In times of sharply rising prices and high interest rates, some investors in Germany are also pinning their hopes on China.

Finance: Risk Geopolitics: China investors hope for "Year of the Rabbit"

In times of sharply rising prices and high interest rates, some investors in Germany are also pinning their hopes on China. Not without reason, because fears of inflation and the associated fear of a tight monetary policy are currently not an issue in the world's second largest economy. Rather, Beijing is doing everything it can to stimulate important consumption again after the end of the strict zero-Covid policy.

According to experts, these efforts could also have a positive impact on the stock market, despite all the geopolitical tensions. It would be a relief for China investors, who have suffered significant losses in the past two years. In the past year alone, the CSI 300 index with the 300 most important stocks on the Shanghai and Shenzhen stock exchanges fell by more than a fifth, after a minus of five percent in 2021. For comparison: the MSCI World Index was also around one in 2022 fallen by a fifth, but had gained a fifth the year before.

Lots of savings in private households

"One of the factors that makes us most optimistic about Chinese stocks in the near future is the record level of household savings in the country's banks," said Alessandro Rollo of wealth manager VanEck recently. Hundreds of millions of savers therefore currently have little opportunity to achieve an appropriate return when building up their old-age provision outside of the country's capital markets.

One reason for this is that the real estate market, which is so important for China, is slowly getting back on its feet after the turbulence of the previous year. At the most recent People's Congress, the government assured "effective risk prevention" for the sector. At the same time, however, an attempt must be made to prevent an "unregulated expansion" of the real estate market.

In the year of the rabbit - which stands for peace and prosperity - which began at the end of January, consumers and investors are pinning their hopes on the new Prime Minister Li Qiang. "Li is known for his economic policy stance and has reiterated his support for private companies," said fund manager Haiyan Li-Labbé of asset manager Carmignac recently.

End of the tough pace against tech companies in sight?

In recent years, Chinese regulators have cracked down on big tech companies. Beijing's market power is a thorn in its side; the government fears for political stability and ultimately for its power. But there are now signs of an end to the tough pace, because the private sector should also make its contribution to the recovery of the economy after the end of the corona measures.

"The government in Beijing is returning to more pragmatism when it comes to regulation," said Uwe Röhrig from the asset manager UBS Asset Management of the financial news agency dpa-AFX. There is less intervention than recently, because China still needs significant growth in order to increase the prosperity of the population.
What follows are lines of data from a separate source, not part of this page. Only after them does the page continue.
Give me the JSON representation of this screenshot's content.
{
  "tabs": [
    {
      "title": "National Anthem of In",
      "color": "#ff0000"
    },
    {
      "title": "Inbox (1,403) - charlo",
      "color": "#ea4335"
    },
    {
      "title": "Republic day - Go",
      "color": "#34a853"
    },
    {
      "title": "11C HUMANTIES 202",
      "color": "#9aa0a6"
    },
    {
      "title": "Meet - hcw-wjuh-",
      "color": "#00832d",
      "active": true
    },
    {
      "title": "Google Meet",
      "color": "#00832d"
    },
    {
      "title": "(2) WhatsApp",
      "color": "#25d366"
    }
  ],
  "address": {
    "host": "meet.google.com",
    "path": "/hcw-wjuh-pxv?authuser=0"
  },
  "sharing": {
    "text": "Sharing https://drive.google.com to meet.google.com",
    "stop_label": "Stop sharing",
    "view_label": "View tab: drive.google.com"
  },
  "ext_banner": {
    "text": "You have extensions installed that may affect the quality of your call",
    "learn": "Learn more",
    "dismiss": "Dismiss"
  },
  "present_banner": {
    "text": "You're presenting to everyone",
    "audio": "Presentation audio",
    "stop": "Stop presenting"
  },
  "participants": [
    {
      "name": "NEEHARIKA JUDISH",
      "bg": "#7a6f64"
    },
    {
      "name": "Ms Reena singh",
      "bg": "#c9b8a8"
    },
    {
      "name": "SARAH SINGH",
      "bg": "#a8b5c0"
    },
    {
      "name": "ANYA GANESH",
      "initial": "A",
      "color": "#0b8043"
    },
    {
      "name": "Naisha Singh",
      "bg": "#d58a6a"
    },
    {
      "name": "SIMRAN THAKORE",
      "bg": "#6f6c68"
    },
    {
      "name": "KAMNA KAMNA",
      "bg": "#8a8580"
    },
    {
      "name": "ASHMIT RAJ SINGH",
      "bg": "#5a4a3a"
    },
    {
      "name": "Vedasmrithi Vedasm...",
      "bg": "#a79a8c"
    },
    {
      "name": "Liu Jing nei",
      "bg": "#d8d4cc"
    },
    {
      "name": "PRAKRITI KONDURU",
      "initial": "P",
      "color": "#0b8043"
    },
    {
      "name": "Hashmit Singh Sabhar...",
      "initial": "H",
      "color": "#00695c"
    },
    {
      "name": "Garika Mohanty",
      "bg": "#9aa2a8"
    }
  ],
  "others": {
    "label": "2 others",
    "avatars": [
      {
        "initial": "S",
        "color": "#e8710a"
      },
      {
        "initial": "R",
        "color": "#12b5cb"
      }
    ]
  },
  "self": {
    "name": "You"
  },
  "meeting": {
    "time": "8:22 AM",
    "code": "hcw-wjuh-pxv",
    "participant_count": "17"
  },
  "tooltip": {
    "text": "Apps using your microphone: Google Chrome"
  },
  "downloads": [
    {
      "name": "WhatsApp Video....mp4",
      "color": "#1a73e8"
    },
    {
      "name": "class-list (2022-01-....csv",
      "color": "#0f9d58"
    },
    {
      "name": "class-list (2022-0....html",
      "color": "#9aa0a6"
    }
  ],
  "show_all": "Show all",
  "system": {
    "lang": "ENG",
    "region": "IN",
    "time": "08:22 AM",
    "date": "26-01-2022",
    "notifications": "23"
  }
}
But China's companies also know that they still have to act cautiously. Example Alibaba: The founder of the online giant, Jack Ma, fell out of favor a good two years ago and recently reappeared in China after a break. Shortly thereafter, it became known that the group intends to split into six smaller units.

Excitement about suspected spy balloon
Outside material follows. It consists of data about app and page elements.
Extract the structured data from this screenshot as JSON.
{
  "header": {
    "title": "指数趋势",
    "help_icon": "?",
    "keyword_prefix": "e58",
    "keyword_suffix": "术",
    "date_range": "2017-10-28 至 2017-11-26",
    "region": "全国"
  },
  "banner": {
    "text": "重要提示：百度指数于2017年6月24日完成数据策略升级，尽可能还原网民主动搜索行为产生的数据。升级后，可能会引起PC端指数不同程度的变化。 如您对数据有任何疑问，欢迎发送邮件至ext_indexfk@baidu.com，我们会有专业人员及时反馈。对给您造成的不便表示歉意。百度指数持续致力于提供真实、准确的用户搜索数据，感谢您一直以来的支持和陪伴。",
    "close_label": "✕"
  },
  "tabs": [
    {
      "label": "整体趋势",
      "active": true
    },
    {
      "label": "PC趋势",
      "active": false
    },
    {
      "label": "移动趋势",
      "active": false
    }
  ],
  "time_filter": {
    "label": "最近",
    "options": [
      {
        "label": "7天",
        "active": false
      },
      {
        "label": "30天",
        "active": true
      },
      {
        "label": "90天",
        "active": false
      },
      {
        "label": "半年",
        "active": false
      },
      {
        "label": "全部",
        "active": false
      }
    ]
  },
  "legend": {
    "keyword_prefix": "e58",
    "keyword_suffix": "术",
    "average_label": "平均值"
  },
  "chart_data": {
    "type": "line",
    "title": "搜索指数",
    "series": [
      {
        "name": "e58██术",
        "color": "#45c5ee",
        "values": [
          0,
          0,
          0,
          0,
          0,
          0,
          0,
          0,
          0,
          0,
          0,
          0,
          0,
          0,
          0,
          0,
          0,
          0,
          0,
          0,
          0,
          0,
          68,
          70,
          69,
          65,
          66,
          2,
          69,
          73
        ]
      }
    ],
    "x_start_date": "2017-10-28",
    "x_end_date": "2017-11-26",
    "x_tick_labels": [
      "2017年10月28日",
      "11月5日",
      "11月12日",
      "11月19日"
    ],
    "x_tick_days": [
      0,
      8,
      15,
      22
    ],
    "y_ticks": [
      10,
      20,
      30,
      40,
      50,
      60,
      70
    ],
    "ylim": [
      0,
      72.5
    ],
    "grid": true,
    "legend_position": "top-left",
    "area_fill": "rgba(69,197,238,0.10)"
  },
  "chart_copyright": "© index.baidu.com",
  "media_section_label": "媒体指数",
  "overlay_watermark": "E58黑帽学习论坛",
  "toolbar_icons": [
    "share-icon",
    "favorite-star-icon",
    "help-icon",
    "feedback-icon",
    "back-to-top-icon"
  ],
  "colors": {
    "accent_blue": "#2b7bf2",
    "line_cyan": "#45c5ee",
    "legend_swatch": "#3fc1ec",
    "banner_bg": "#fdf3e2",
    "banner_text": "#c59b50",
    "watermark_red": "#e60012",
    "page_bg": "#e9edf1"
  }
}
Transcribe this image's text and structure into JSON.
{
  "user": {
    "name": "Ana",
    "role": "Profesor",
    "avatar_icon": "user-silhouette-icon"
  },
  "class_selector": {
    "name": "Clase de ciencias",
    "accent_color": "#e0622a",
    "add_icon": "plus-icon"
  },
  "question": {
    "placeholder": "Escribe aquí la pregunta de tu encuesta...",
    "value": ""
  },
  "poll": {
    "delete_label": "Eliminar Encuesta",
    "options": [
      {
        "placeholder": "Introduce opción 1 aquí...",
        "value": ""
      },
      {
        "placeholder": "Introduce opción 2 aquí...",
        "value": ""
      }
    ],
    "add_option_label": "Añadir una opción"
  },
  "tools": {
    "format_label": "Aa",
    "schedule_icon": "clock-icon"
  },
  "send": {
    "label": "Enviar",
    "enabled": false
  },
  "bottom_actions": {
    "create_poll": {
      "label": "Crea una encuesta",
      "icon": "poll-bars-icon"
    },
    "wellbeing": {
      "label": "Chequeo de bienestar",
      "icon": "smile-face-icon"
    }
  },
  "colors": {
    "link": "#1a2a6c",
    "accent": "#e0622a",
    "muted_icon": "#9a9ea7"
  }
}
The key question on the prospects for the Chinese stock market remains whether political tensions with the US will increase. Washington intensified its crackdown on Beijing last fall and made the export of high-performance chips subject to new regulations with reference to national security. In February, a suspected Chinese spy balloon in US airspace caused trouble. A military confrontation cannot be ruled out either, as China regards the island of Taiwan as part of the People's Republic and is threatening to conquer it.

"Due to geopolitical tensions, Chinese stocks will always trade at a discount, but this is likely to narrow this year," Edmond de Rothschild fund manager Xiadong Bao told dpa-AFX. China and the USA have recognized that they could better achieve their goals as economic competitors than by fighting conflicts.

Star investor Warren Buffett is still cautious and has recently reduced stakes in the Chinese electric car manufacturer BYD and the Taiwanese chip giant TSMC. Buffett told CNBC that BYD is "extraordinary" and TSMC is a "fabulous company." But the geopolitical risk between the home bases of both companies has become too great to ignore. Instead, he increased the Japanese exposure in the portfolio.